For every person who is harmed and the government fails to respond to the report, upon whose head does that rest? In a similar vein, the government's record on protecting people with disabilities during COVID has been disappointing to say the least. They were promised to be at the front of the queue with the rollout of the vaccinations—and we find out in a Senate hearing that the government had reprioritised people with disability down the queue—
You can get up later and say whatever you want, Minister for Health.
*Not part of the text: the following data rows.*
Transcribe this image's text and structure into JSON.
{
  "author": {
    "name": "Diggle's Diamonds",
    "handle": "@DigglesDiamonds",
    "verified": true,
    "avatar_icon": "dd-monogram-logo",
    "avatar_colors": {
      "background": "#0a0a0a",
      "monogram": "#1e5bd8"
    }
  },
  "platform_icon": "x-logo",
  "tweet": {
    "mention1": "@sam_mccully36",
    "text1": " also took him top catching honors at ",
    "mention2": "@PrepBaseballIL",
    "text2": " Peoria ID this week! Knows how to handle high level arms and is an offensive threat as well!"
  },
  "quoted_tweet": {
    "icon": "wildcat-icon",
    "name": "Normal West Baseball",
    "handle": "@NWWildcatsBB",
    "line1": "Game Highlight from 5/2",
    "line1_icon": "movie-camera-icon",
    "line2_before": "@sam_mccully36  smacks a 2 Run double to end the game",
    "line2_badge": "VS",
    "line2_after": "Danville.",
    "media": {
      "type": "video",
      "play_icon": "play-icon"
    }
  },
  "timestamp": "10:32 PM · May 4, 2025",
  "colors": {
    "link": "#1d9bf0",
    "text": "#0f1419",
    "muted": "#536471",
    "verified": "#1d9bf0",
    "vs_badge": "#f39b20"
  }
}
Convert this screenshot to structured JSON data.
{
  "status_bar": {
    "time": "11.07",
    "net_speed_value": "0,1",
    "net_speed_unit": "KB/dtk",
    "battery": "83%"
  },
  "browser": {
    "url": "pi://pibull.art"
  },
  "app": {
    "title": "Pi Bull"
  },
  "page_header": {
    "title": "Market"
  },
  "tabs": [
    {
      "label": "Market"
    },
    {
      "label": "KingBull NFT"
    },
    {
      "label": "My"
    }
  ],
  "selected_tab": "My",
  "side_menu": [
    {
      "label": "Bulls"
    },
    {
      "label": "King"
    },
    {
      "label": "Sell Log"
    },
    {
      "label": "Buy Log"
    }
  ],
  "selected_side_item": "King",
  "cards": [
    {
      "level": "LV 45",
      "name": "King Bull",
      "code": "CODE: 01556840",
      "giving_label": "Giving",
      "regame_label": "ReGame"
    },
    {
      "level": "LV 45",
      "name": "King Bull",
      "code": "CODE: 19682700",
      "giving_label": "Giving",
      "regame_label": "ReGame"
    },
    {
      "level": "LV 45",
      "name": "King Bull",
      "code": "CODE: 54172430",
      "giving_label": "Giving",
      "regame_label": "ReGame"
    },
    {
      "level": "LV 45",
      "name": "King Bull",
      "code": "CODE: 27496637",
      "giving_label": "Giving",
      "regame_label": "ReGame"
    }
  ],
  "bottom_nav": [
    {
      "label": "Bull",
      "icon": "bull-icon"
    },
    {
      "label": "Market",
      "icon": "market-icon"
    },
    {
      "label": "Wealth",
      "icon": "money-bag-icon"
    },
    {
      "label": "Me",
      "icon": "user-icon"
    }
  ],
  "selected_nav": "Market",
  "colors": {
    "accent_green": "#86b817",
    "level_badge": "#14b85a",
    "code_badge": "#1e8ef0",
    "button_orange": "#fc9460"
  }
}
The Minister for Health finds the truth of the neglect of this government on the NDIS uncomfortable and he seeks to shut me down. You can try to shut me down but the voters will have their say on your poor stewardship. The federal government has a responsibility to show leadership. The minister says it is unfair of me to raise these issues. I bet you haven't even read the member for Menzies' report, which talks about 30 recommendations. Which one do you agree with? Which one don't you agree with? Indeed, have you even read it? But that doesn't stop you from lambasting me. The government looks forward to the 'prompt response'. You've had eight years, government. I look forward to your 'prompt response'. The minister's very good at laying the blame at Labor's feet for mistakes made under previous administrations, but he doesn't have a mirror in his own policy house to examine their own failings.
There are too many heart-rending stories. The people whose names I read out are real people with real families. There is too much victim-blaming. There is too much quiet whispering in the corridors of the gallery, where they say to the journalists that the scheme is too expensive, that the housing packages are too expensive, that too many people with autism are getting funding and that the safeguards commission is not functioning as it should. This is the report. There are too many stories of misery inflicted on people the scheme was meant to help. The first step of comeback, of build back, for the NDIS has to be honouring the scheme's original intent. I hope the reforms being made which are proposed in the member for Menzies's report are not in another report to gather dust on the desk of this work-shy government. This government's stewardship of and record on the NDIS and its care for the vulnerable, tragically, leaves a lot to be desired and, in the case of some people, is just too late.